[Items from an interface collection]
◇ ◇ ◇ ◇

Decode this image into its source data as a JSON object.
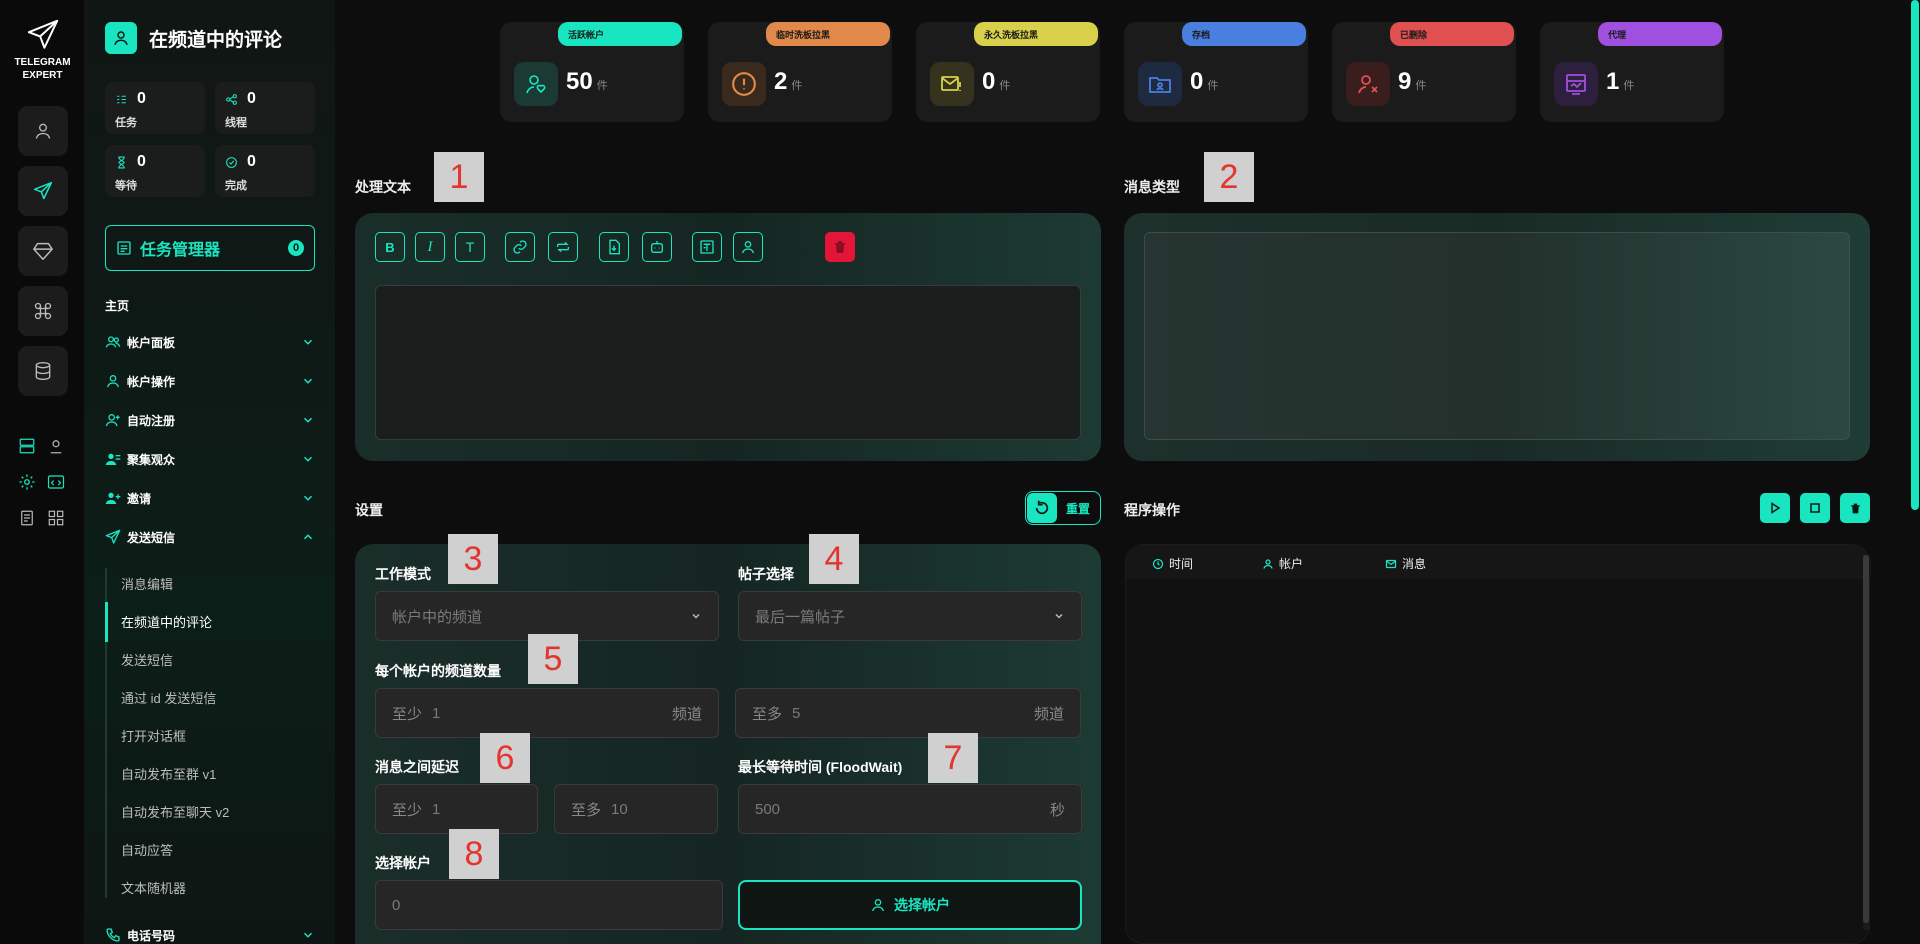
{
  "app": {
    "logo_line1": "TELEGRAM",
    "logo_line2": "EXPERT",
    "accent": "#19e6c1"
  },
  "sidebar": {
    "title": "在频道中的评论",
    "stats": [
      {
        "value": "0",
        "label": "任务"
      },
      {
        "value": "0",
        "label": "线程"
      },
      {
        "value": "0",
        "label": "等待"
      },
      {
        "value": "0",
        "label": "完成"
      }
    ],
    "task_manager": {
      "label": "任务管理器",
      "count": "0"
    },
    "home": "主页",
    "groups": [
      {
        "label": "帐户面板"
      },
      {
        "label": "帐户操作"
      },
      {
        "label": "自动注册"
      },
      {
        "label": "聚集观众"
      },
      {
        "label": "邀请"
      },
      {
        "label": "发送短信"
      }
    ],
    "sub_items": [
      "消息编辑",
      "在频道中的评论",
      "发送短信",
      "通过 id 发送短信",
      "打开对话框",
      "自动发布至群 v1",
      "自动发布至聊天 v2",
      "自动应答",
      "文本随机器"
    ],
    "last_group": "电话号码"
  },
  "cards": [
    {
      "badge": "活跃帐户",
      "value": "50",
      "unit": "件",
      "color": "#19e6c1"
    },
    {
      "badge": "临时洗板拉黑",
      "value": "2",
      "unit": "件",
      "color": "#e0894a"
    },
    {
      "badge": "永久洗板拉黑",
      "value": "0",
      "unit": "件",
      "color": "#d8d04a"
    },
    {
      "badge": "存档",
      "value": "0",
      "unit": "件",
      "color": "#4a7fe0"
    },
    {
      "badge": "已删除",
      "value": "9",
      "unit": "件",
      "color": "#e05050"
    },
    {
      "badge": "代理",
      "value": "1",
      "unit": "件",
      "color": "#a050e0"
    }
  ],
  "sections": {
    "process_text": "处理文本",
    "message_type": "消息类型",
    "settings": "设置",
    "reset": "重置",
    "program_ops": "程序操作"
  },
  "tags": [
    "1",
    "2",
    "3",
    "4",
    "5",
    "6",
    "7",
    "8"
  ],
  "form": {
    "work_mode": {
      "label": "工作模式",
      "value": "帐户中的频道"
    },
    "post_select": {
      "label": "帖子选择",
      "value": "最后一篇帖子"
    },
    "channels_per_account": {
      "label": "每个帐户的频道数量",
      "min_prefix": "至少",
      "min": "1",
      "max_prefix": "至多",
      "max": "5",
      "unit": "频道"
    },
    "delay": {
      "label": "消息之间延迟",
      "min_prefix": "至少",
      "min": "1",
      "max_prefix": "至多",
      "max": "10"
    },
    "flood_wait": {
      "label": "最长等待时间 (FloodWait)",
      "value": "500",
      "unit": "秒"
    },
    "accounts": {
      "label": "选择帐户",
      "value": "0",
      "button": "选择帐户"
    }
  },
  "log": {
    "columns": [
      "时间",
      "帐户",
      "消息"
    ]
  }
}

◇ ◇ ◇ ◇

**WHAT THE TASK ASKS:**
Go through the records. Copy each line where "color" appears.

**FINISHED EXERCISE:**
      "color": "#19e6c1"
      "color": "#e0894a"
      "color": "#d8d04a"
      "color": "#4a7fe0"
      "color": "#e05050"
      "color": "#a050e0"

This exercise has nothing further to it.